The two-drive wheel units clamp onto the nose gear strut but differ from other tugs in that there is a swivel attachment between the clamp and the tug itself, making steering easier.
The tugs are capable of handling tail wheel airplanes, although a longer clamp may be needed on some. The website contains a list of airplanes for which the tugs are compatible and adapters are depicted for various types as well as for those with or without gear fairings. Directional control is via a rocker switch and the throttle is lever-operated.
Prices are $2495 for the 701 and $3245 for the 701L.
For airplanes up to 6000 pounds, the Model 703, with a 190cc Honda engine is offered. It has a single drive wheel and, with adapters, its clamp will attach to most nosewheel and tailwheel airplanes. It’s priced at $3795. Options include a headlight, battery tender, snow chains and a fire extinguisher.
AC Air Technology

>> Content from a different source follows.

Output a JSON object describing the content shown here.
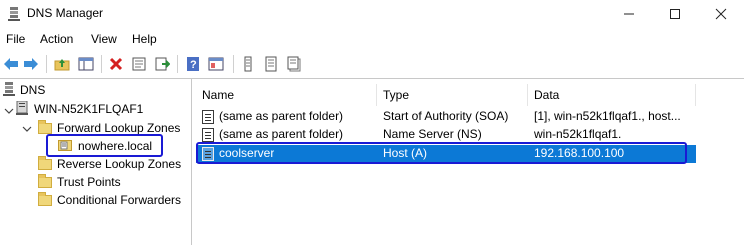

The AC Air TrackTech from AC Air Technology is a remotely controlled, battery-powered, tracked tug that lifts the nosewheel clear of the ground. It is capable of moving airplanes through the size of a Turbo Commander.
There is no lifting or shoving to steer this tug—the operator gives commands via a control box and can stand in the best position to watch wing and tail clearances, something we think is important when dealing with tight clearances.
Power is provided by a 16-volt battery and will handle airplanes with nosewheel pants. Battery life is estimated to be at least 1.5 hours without recharging.
Driving tracks rather than wheels, the manufacturer told us that customers have had good experience with operation on snow and ice. Price is $3750.
Bad tug-buying experiences seemed to us to be connected with a pilot lapsing into traditional tightwad mode and buying a low-powered tug when a bigger one was needed to deal with a slope or hangar door tracks.
We like the increasing capability of the battery-powered tugs, especially if the hangar has electricity and the battery can be plugged into the charger between uses. Without hangar electricity, we’d probably stay with a 100LL-capable gasoline engine tug so as to avoid having to haul batteries to a charger.
We’re a little leery of the Nose-Dragger Dragger tug if there is a hangar lip or door tracks to wrestle with, as we would prefer not have to deal with ramps to get over them. We like the Tail-Dragger Dragger method of lifting the tailwheel off the ground for movement.
We also liked the Aero-Tow philosophy of including all options in the base price—no nickel-diming to get to the final price—and the user-friendly assembly that involves only the insertion of one bolt.
We think that for $2500 or less, the owner of an airplane up to 6000 pounds can find a tug that will meet most of the tougher slope and hangar lip requirements and be able to pull the airplane 300 yards to the fuel pump and back at a reasonable speed without breaking a sweat.